Write out the data below in full, please. Keep every character as given.
-- Supplied material follows --
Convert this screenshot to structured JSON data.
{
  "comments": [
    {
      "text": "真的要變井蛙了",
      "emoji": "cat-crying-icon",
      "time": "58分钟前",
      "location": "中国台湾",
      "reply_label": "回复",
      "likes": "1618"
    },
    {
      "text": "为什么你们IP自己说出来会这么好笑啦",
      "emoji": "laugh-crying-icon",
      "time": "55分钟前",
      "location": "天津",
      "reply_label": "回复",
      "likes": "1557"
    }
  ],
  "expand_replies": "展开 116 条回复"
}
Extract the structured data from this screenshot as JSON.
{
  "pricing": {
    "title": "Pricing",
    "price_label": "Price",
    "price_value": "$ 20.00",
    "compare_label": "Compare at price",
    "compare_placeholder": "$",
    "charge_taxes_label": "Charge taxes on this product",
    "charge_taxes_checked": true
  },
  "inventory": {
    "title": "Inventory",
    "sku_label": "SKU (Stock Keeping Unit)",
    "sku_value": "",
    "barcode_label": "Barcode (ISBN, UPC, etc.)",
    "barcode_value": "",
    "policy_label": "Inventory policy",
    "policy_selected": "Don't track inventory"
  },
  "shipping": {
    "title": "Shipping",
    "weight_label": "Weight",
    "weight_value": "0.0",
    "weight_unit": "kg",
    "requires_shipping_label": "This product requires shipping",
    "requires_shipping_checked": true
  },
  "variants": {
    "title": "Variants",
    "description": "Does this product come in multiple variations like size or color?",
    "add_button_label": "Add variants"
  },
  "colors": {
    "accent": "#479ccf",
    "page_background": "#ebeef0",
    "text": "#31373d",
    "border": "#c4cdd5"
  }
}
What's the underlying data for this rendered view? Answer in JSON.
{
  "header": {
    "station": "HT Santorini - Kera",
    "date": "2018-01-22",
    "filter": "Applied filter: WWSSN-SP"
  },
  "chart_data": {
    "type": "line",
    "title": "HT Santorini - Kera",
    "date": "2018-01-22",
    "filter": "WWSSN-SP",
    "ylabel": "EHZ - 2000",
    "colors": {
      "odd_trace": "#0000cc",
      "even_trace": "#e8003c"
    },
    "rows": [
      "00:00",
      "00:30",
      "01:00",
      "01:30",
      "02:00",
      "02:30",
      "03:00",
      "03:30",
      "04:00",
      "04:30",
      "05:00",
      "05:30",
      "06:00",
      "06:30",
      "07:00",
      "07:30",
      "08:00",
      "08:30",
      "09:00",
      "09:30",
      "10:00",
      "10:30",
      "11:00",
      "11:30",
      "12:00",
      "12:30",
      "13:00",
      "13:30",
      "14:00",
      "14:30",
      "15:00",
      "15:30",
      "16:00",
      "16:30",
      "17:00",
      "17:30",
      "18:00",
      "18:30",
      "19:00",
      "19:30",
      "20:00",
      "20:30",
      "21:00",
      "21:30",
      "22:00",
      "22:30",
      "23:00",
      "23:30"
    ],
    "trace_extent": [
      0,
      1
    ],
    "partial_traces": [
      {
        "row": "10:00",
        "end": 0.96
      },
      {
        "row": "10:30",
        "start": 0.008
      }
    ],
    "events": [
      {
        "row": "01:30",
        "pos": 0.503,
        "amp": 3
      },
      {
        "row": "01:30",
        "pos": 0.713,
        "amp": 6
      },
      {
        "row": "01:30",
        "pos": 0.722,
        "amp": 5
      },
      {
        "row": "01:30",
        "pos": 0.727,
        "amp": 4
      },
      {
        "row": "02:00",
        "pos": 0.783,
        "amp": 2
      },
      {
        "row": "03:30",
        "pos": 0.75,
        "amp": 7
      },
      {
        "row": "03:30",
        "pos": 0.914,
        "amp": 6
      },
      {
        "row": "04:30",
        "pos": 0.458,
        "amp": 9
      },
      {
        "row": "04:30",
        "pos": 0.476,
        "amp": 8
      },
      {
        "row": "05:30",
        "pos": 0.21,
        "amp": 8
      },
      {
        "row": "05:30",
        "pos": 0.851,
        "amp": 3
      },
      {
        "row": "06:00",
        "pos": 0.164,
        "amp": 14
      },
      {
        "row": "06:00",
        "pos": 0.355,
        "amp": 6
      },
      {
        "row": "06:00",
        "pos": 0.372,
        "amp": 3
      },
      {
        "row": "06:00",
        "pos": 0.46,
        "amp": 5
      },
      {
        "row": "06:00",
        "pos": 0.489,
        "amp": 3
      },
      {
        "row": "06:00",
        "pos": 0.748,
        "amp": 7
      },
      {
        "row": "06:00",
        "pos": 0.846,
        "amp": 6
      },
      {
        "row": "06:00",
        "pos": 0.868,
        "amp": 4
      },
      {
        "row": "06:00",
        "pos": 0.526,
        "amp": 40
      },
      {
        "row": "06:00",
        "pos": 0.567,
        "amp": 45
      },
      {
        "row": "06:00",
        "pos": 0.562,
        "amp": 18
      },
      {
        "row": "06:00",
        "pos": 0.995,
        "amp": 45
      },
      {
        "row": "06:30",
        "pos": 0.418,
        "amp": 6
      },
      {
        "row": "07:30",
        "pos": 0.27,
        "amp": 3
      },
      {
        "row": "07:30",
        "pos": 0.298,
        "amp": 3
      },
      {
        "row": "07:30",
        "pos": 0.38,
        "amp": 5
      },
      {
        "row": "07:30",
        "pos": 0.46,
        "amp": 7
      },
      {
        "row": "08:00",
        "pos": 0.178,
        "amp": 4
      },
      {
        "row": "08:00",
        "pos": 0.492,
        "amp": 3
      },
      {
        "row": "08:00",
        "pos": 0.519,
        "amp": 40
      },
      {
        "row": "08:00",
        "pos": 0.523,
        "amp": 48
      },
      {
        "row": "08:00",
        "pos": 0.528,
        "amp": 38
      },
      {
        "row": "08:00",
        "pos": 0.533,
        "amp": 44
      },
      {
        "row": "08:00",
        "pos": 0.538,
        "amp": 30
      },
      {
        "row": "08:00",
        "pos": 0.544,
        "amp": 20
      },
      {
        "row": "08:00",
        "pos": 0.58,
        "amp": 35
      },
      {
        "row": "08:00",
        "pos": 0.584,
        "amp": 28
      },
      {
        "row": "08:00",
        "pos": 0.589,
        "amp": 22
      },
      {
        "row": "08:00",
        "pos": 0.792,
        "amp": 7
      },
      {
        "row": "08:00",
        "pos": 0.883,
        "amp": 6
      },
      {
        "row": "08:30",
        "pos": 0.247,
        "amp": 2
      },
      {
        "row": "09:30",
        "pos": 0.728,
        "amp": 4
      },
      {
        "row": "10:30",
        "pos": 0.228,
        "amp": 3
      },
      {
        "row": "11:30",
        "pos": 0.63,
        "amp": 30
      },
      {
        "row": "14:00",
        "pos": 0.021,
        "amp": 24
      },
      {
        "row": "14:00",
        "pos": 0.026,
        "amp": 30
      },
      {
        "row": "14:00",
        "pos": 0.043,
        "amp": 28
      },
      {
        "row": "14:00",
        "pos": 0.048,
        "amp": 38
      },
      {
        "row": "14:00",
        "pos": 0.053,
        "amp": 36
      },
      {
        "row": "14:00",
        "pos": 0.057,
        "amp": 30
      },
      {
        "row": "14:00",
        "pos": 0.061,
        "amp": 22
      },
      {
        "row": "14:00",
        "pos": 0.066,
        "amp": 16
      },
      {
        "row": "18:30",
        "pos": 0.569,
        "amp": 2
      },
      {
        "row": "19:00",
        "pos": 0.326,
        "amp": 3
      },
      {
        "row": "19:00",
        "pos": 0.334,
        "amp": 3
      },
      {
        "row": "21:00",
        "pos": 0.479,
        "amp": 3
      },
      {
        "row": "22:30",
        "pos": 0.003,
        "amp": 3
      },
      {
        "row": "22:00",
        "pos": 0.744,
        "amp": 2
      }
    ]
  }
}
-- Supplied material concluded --
:: Answer to the problem ::
Convert this screenshot to structured JSON data.
{
  "comments": [
    {
      "text": "真的要變井蛙了",
      "emoji": "cat-crying-icon",
      "time": "58分钟前",
      "location": "中国台湾",
      "reply_label": "回复",
      "likes": "1618"
    },
    {
      "text": "为什么你们IP自己说出来会这么好笑啦",
      "emoji": "laugh-crying-icon",
      "time": "55分钟前",
      "location": "天津",
      "reply_label": "回复",
      "likes": "1557"
    }
  ],
  "expand_replies": "展开 116 条回复"
}
Extract the structured data from this screenshot as JSON.
{
  "pricing": {
    "title": "Pricing",
    "price_label": "Price",
    "price_value": "$ 20.00",
    "compare_label": "Compare at price",
    "compare_placeholder": "$",
    "charge_taxes_label": "Charge taxes on this product",
    "charge_taxes_checked": true
  },
  "inventory": {
    "title": "Inventory",
    "sku_label": "SKU (Stock Keeping Unit)",
    "sku_value": "",
    "barcode_label": "Barcode (ISBN, UPC, etc.)",
    "barcode_value": "",
    "policy_label": "Inventory policy",
    "policy_selected": "Don't track inventory"
  },
  "shipping": {
    "title": "Shipping",
    "weight_label": "Weight",
    "weight_value": "0.0",
    "weight_unit": "kg",
    "requires_shipping_label": "This product requires shipping",
    "requires_shipping_checked": true
  },
  "variants": {
    "title": "Variants",
    "description": "Does this product come in multiple variations like size or color?",
    "add_button_label": "Add variants"
  },
  "colors": {
    "accent": "#479ccf",
    "page_background": "#ebeef0",
    "text": "#31373d",
    "border": "#c4cdd5"
  }
}
What's the underlying data for this rendered view? Answer in JSON.
{
  "header": {
    "station": "HT Santorini - Kera",
    "date": "2018-01-22",
    "filter": "Applied filter: WWSSN-SP"
  },
  "chart_data": {
    "type": "line",
    "title": "HT Santorini - Kera",
    "date": "2018-01-22",
    "filter": "WWSSN-SP",
    "ylabel": "EHZ - 2000",
    "colors": {
      "odd_trace": "#0000cc",
      "even_trace": "#e8003c"
    },
    "rows": [
      "00:00",
      "00:30",
      "01:00",
      "01:30",
      "02:00",
      "02:30",
      "03:00",
      "03:30",
      "04:00",
      "04:30",
      "05:00",
      "05:30",
      "06:00",
      "06:30",
      "07:00",
      "07:30",
      "08:00",
      "08:30",
      "09:00",
      "09:30",
      "10:00",
      "10:30",
      "11:00",
      "11:30",
      "12:00",
      "12:30",
      "13:00",
      "13:30",
      "14:00",
      "14:30",
      "15:00",
      "15:30",
      "16:00",
      "16:30",
      "17:00",
      "17:30",
      "18:00",
      "18:30",
      "19:00",
      "19:30",
      "20:00",
      "20:30",
      "21:00",
      "21:30",
      "22:00",
      "22:30",
      "23:00",
      "23:30"
    ],
    "trace_extent": [
      0,
      1
    ],
    "partial_traces": [
      {
        "row": "10:00",
        "end": 0.96
      },
      {
        "row": "10:30",
        "start": 0.008
      }
    ],
    "events": [
      {
        "row": "01:30",
        "pos": 0.503,
        "amp": 3
      },
      {
        "row": "01:30",
        "pos": 0.713,
        "amp": 6
      },
      {
        "row": "01:30",
        "pos": 0.722,
        "amp": 5
      },
      {
        "row": "01:30",
        "pos": 0.727,
        "amp": 4
      },
      {
        "row": "02:00",
        "pos": 0.783,
        "amp": 2
      },
      {
        "row": "03:30",
        "pos": 0.75,
        "amp": 7
      },
      {
        "row": "03:30",
        "pos": 0.914,
        "amp": 6
      },
      {
        "row": "04:30",
        "pos": 0.458,
        "amp": 9
      },
      {
        "row": "04:30",
        "pos": 0.476,
        "amp": 8
      },
      {
        "row": "05:30",
        "pos": 0.21,
        "amp": 8
      },
      {
        "row": "05:30",
        "pos": 0.851,
        "amp": 3
      },
      {
        "row": "06:00",
        "pos": 0.164,
        "amp": 14
      },
      {
        "row": "06:00",
        "pos": 0.355,
        "amp": 6
      },
      {
        "row": "06:00",
        "pos": 0.372,
        "amp": 3
      },
      {
        "row": "06:00",
        "pos": 0.46,
        "amp": 5
      },
      {
        "row": "06:00",
        "pos": 0.489,
        "amp": 3
      },
      {
        "row": "06:00",
        "pos": 0.748,
        "amp": 7
      },
      {
        "row": "06:00",
        "pos": 0.846,
        "amp": 6
      },
      {
        "row": "06:00",
        "pos": 0.868,
        "amp": 4
      },
      {
        "row": "06:00",
        "pos": 0.526,
        "amp": 40
      },
      {
        "row": "06:00",
        "pos": 0.567,
        "amp": 45
      },
      {
        "row": "06:00",
        "pos": 0.562,
        "amp": 18
      },
      {
        "row": "06:00",
        "pos": 0.995,
        "amp": 45
      },
      {
        "row": "06:30",
        "pos": 0.418,
        "amp": 6
      },
      {
        "row": "07:30",
        "pos": 0.27,
        "amp": 3
      },
      {
        "row": "07:30",
        "pos": 0.298,
        "amp": 3
      },
      {
        "row": "07:30",
        "pos": 0.38,
        "amp": 5
      },
      {
        "row": "07:30",
        "pos": 0.46,
        "amp": 7
      },
      {
        "row": "08:00",
        "pos": 0.178,
        "amp": 4
      },
      {
        "row": "08:00",
        "pos": 0.492,
        "amp": 3
      },
      {
        "row": "08:00",
        "pos": 0.519,
        "amp": 40
      },
      {
        "row": "08:00",
        "pos": 0.523,
        "amp": 48
      },
      {
        "row": "08:00",
        "pos": 0.528,
        "amp": 38
      },
      {
        "row": "08:00",
        "pos": 0.533,
        "amp": 44
      },
      {
        "row": "08:00",
        "pos": 0.538,
        "amp": 30
      },
      {
        "row": "08:00",
        "pos": 0.544,
        "amp": 20
      },
      {
        "row": "08:00",
        "pos": 0.58,
        "amp": 35
      },
      {
        "row": "08:00",
        "pos": 0.584,
        "amp": 28
      },
      {
        "row": "08:00",
        "pos": 0.589,
        "amp": 22
      },
      {
        "row": "08:00",
        "pos": 0.792,
        "amp": 7
      },
      {
        "row": "08:00",
        "pos": 0.883,
        "amp": 6
      },
      {
        "row": "08:30",
        "pos": 0.247,
        "amp": 2
      },
      {
        "row": "09:30",
        "pos": 0.728,
        "amp": 4
      },
      {
        "row": "10:30",
        "pos": 0.228,
        "amp": 3
      },
      {
        "row": "11:30",
        "pos": 0.63,
        "amp": 30
      },
      {
        "row": "14:00",
        "pos": 0.021,
        "amp": 24
      },
      {
        "row": "14:00",
        "pos": 0.026,
        "amp": 30
      },
      {
        "row": "14:00",
        "pos": 0.043,
        "amp": 28
      },
      {
        "row": "14:00",
        "pos": 0.048,
        "amp": 38
      },
      {
        "row": "14:00",
        "pos": 0.053,
        "amp": 36
      },
      {
        "row": "14:00",
        "pos": 0.057,
        "amp": 30
      },
      {
        "row": "14:00",
        "pos": 0.061,
        "amp": 22
      },
      {
        "row": "14:00",
        "pos": 0.066,
        "amp": 16
      },
      {
        "row": "18:30",
        "pos": 0.569,
        "amp": 2
      },
      {
        "row": "19:00",
        "pos": 0.326,
        "amp": 3
      },
      {
        "row": "19:00",
        "pos": 0.334,
        "amp": 3
      },
      {
        "row": "21:00",
        "pos": 0.479,
        "amp": 3
      },
      {
        "row": "22:30",
        "pos": 0.003,
        "amp": 3
      },
      {
        "row": "22:00",
        "pos": 0.744,
        "amp": 2
      }
    ]
  }
}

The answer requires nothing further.